◆ TASK REQUIREMENTS
Your job is to report every line of the entries that has "processing".

[Interface dataset entries]
====================

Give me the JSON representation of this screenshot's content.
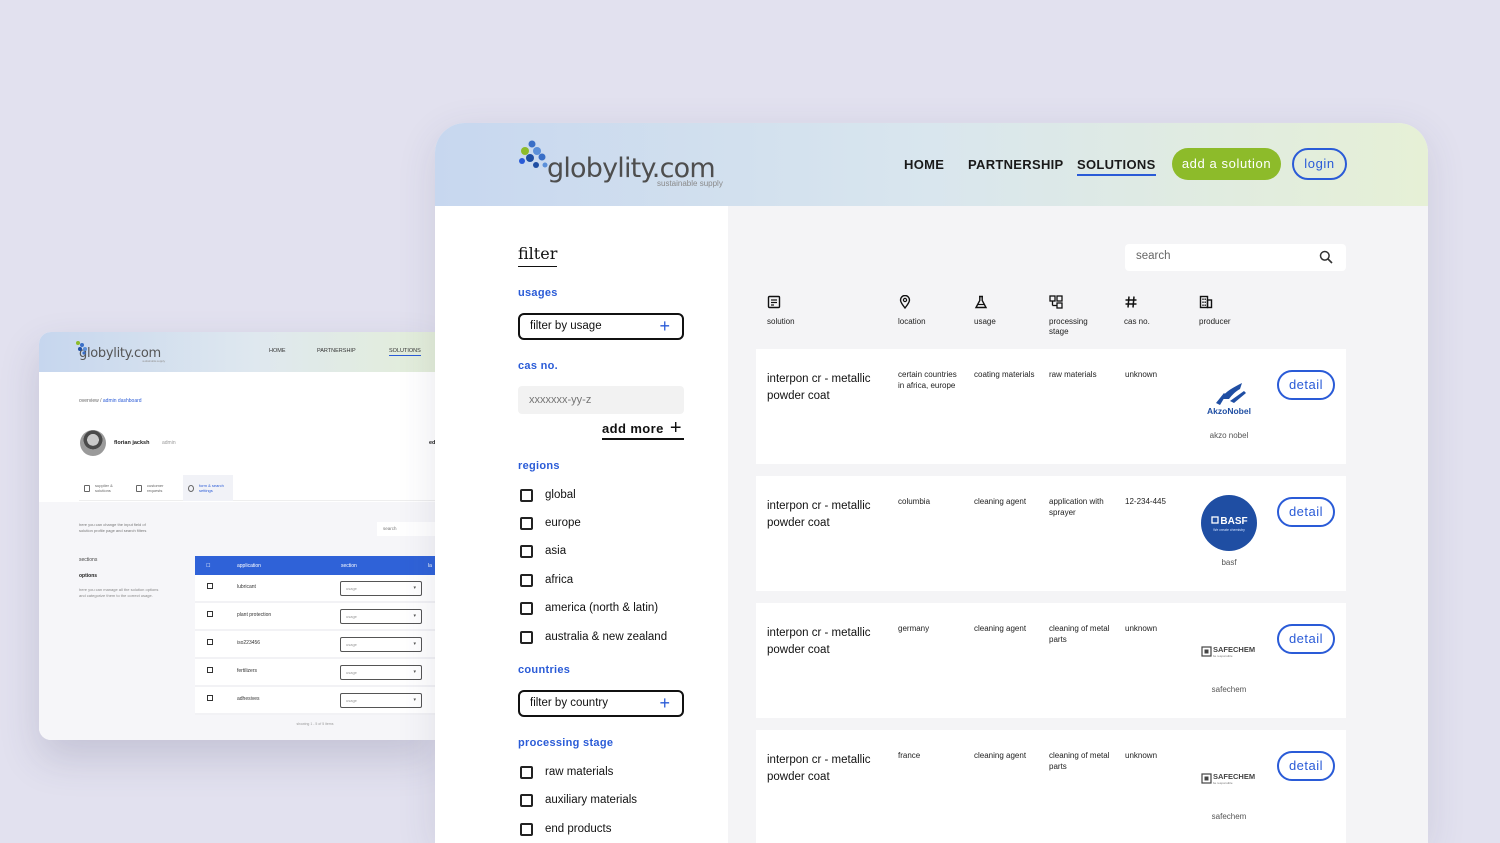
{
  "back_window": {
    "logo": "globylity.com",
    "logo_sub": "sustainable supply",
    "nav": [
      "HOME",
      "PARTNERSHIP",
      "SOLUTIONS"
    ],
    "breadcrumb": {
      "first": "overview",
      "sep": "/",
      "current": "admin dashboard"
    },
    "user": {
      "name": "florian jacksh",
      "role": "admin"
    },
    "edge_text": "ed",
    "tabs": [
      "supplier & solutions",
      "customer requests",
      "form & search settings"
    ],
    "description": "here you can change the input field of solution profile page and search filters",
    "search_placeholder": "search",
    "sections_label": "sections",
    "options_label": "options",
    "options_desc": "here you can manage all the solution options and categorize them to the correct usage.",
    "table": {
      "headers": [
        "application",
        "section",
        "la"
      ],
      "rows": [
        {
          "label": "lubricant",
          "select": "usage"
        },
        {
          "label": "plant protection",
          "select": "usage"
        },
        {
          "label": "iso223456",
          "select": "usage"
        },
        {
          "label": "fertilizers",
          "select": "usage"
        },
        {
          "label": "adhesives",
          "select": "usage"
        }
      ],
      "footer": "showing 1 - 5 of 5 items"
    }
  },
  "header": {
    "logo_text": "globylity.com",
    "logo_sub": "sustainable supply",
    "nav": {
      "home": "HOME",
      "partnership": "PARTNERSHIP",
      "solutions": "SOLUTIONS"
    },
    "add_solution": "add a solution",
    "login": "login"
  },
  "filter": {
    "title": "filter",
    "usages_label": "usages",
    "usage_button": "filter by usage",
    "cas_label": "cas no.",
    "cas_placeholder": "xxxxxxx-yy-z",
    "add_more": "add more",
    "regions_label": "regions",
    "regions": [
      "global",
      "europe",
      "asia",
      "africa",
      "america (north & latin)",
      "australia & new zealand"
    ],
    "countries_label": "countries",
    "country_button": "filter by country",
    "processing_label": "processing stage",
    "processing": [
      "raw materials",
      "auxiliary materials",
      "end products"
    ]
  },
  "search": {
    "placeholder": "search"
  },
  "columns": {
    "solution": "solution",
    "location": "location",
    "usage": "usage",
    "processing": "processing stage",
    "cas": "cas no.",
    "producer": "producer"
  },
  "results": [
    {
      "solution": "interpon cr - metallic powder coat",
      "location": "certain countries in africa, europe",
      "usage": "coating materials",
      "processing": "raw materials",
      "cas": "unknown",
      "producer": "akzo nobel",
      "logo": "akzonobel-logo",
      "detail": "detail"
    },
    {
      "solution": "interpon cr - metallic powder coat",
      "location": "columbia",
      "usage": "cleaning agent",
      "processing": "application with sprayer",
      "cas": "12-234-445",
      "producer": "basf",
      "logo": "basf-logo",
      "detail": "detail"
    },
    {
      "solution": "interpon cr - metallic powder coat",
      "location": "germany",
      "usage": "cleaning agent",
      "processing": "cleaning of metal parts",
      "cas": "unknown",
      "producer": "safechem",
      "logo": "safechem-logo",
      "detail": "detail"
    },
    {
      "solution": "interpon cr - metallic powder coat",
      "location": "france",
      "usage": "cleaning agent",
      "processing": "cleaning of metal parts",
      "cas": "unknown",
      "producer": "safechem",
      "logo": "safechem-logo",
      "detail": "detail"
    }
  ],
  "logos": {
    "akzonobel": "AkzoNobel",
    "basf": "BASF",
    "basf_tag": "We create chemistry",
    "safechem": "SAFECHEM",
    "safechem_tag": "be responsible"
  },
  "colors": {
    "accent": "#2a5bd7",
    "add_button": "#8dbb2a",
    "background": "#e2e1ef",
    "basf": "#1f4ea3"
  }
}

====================

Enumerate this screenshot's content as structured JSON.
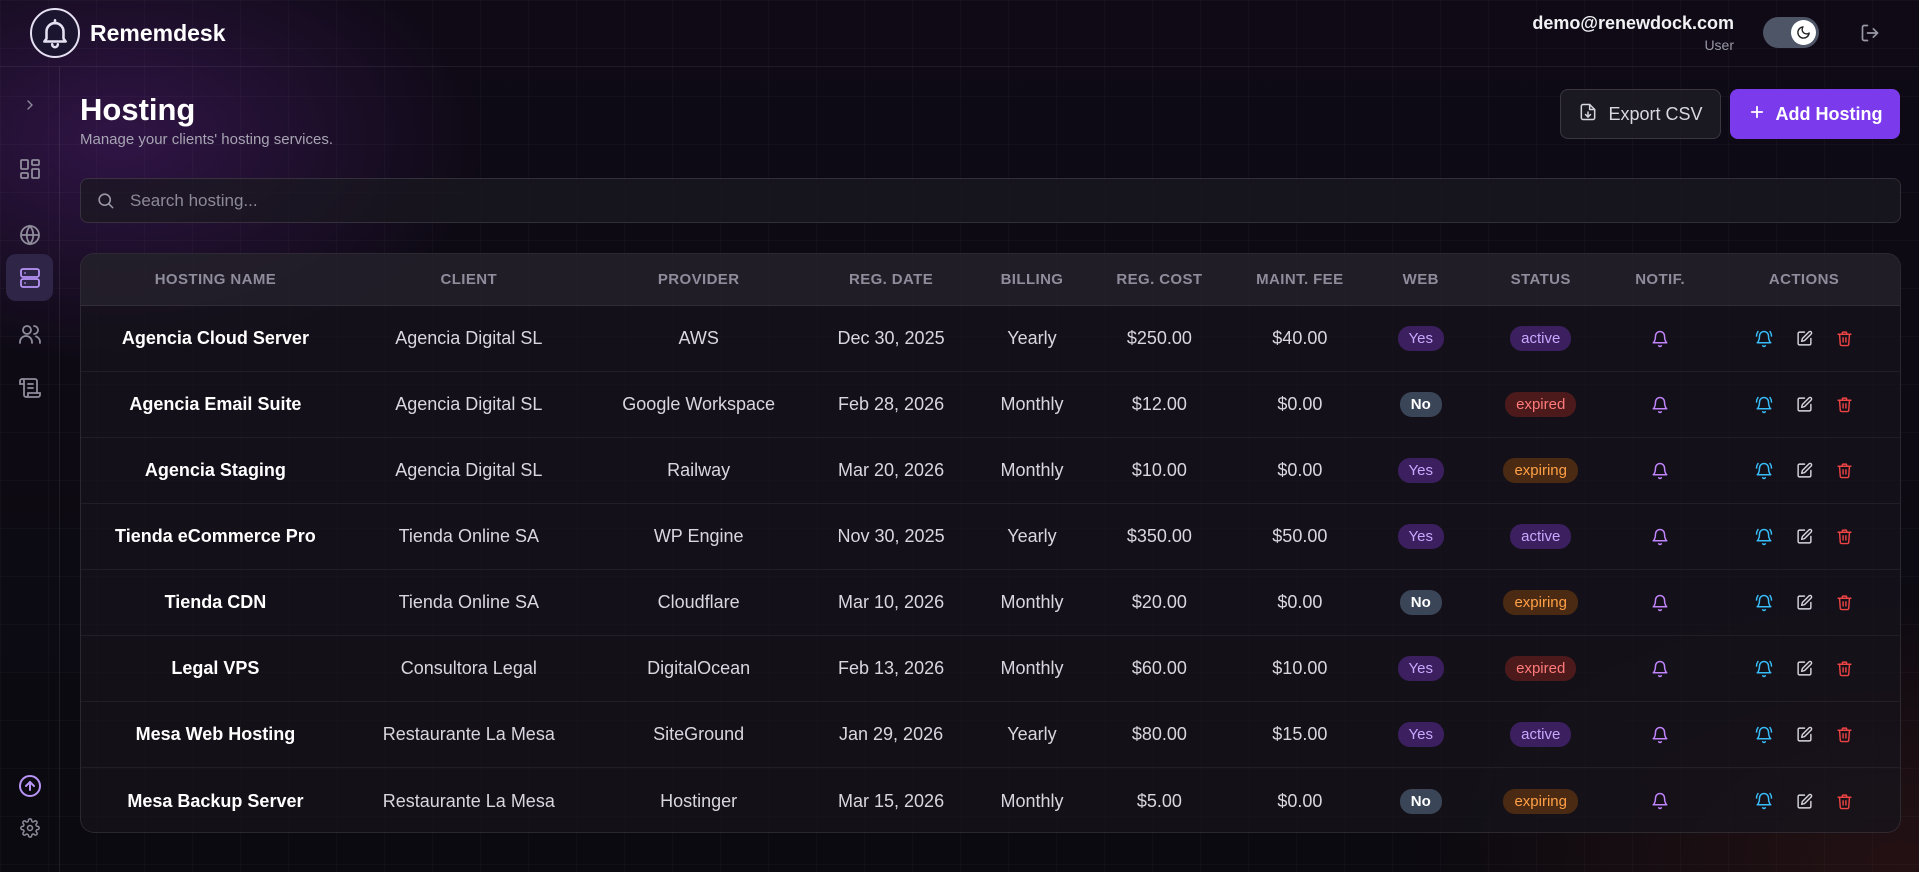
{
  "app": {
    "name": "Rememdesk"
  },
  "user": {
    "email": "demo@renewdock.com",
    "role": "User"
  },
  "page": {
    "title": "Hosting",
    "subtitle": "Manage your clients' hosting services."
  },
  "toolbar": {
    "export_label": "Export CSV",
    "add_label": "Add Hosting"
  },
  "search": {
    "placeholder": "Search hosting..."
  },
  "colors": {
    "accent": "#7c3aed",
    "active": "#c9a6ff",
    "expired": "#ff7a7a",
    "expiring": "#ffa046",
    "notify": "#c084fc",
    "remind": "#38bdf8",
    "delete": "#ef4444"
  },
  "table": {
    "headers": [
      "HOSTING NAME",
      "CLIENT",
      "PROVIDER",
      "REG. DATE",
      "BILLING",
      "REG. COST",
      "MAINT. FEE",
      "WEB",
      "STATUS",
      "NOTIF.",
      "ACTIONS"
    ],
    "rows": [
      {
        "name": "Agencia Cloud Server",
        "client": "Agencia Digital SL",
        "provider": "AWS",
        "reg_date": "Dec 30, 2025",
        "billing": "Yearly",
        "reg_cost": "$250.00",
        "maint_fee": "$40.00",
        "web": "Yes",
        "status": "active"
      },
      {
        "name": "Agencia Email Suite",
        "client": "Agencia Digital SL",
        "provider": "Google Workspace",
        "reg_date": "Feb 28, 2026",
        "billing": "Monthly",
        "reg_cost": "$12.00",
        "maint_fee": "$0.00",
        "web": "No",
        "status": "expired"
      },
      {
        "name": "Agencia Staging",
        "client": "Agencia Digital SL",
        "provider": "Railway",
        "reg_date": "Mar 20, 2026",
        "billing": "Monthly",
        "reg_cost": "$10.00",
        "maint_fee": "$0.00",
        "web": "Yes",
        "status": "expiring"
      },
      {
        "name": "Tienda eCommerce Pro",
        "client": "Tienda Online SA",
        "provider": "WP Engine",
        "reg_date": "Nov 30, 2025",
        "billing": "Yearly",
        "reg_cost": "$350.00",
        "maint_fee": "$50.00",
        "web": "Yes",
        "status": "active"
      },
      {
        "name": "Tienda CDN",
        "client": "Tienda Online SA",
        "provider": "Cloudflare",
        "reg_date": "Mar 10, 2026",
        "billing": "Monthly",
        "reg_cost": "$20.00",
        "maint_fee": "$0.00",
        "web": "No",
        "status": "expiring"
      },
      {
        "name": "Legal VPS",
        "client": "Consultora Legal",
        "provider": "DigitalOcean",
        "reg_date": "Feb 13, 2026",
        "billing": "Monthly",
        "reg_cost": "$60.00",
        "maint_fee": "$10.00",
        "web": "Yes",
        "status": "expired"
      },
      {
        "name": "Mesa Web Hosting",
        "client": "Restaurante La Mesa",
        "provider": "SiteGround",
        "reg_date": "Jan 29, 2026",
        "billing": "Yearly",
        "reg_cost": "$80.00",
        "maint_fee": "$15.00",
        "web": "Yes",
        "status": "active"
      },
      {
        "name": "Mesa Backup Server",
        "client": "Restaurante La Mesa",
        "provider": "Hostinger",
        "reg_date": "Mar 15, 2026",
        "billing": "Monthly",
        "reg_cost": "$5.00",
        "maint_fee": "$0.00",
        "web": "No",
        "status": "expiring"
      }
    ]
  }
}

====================

◆ ANSWER SPACE
    "processing_label": "processing stage",
    "processing": [
    "processing": "processing stage",
      "processing": "raw materials",
      "processing": "application with sprayer",
      "processing": "cleaning of metal parts",
      "processing": "cleaning of metal parts",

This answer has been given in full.